START DATA SUPPLIED

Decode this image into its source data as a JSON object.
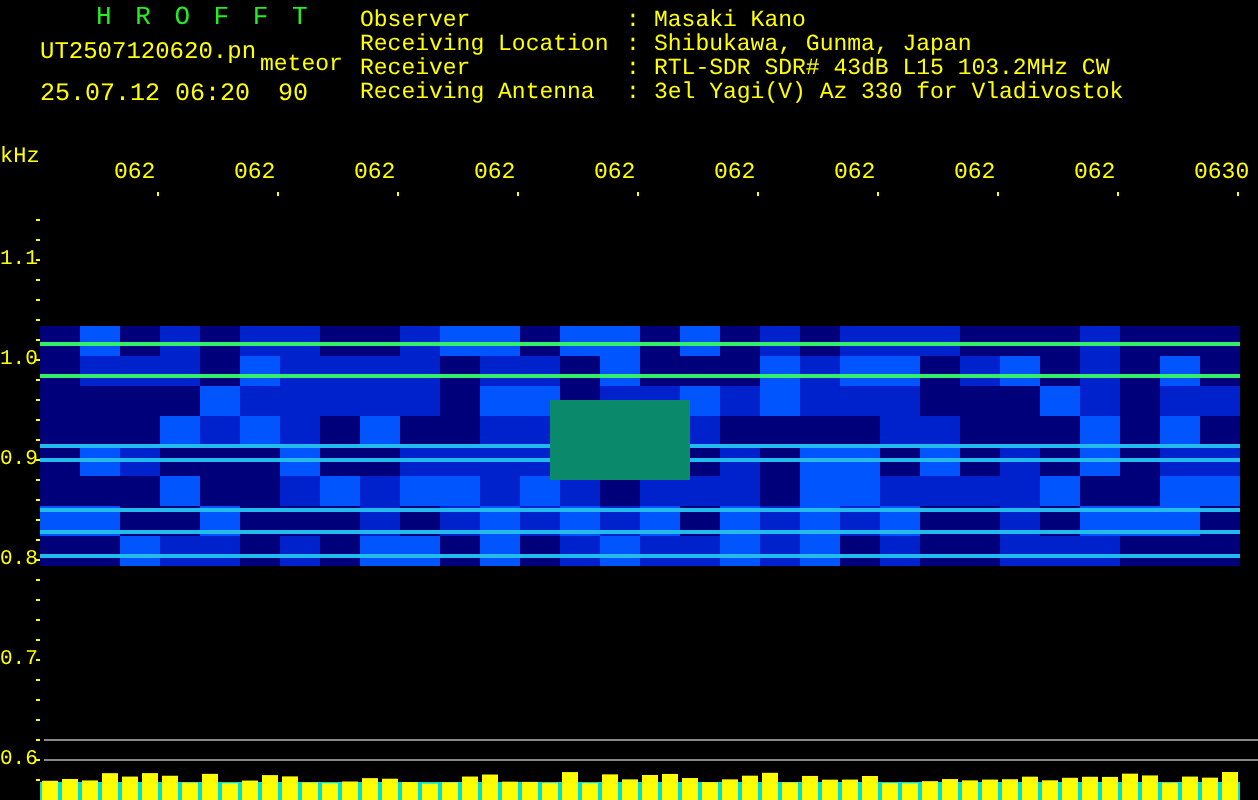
{
  "title": "H R O F F T",
  "file_name": "UT2507120620.pn",
  "mode": "meteor",
  "timestamp": "25.07.12 06:20",
  "value": "90",
  "info": [
    {
      "label": "Observer",
      "separator": ":",
      "value": "Masaki Kano"
    },
    {
      "label": "Receiving Location",
      "separator": ":",
      "value": "Shibukawa, Gunma, Japan"
    },
    {
      "label": "Receiver",
      "separator": ":",
      "value": "RTL-SDR SDR# 43dB L15 103.2MHz CW"
    },
    {
      "label": "Receiving Antenna",
      "separator": ":",
      "value": "3el Yagi(V) Az 330 for Vladivostok"
    }
  ],
  "y_axis": {
    "unit": "kHz",
    "labels": [
      "1.1",
      "1.0",
      "0.9",
      "0.8",
      "0.7",
      "0.6"
    ]
  },
  "x_axis": {
    "labels": [
      "062",
      "062",
      "062",
      "062",
      "062",
      "062",
      "062",
      "062",
      "062",
      "0630"
    ]
  }
}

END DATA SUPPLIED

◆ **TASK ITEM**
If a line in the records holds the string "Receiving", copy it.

◆ **EXPECTED ANSWER**
      "label": "Receiving Location",
      "label": "Receiving Antenna",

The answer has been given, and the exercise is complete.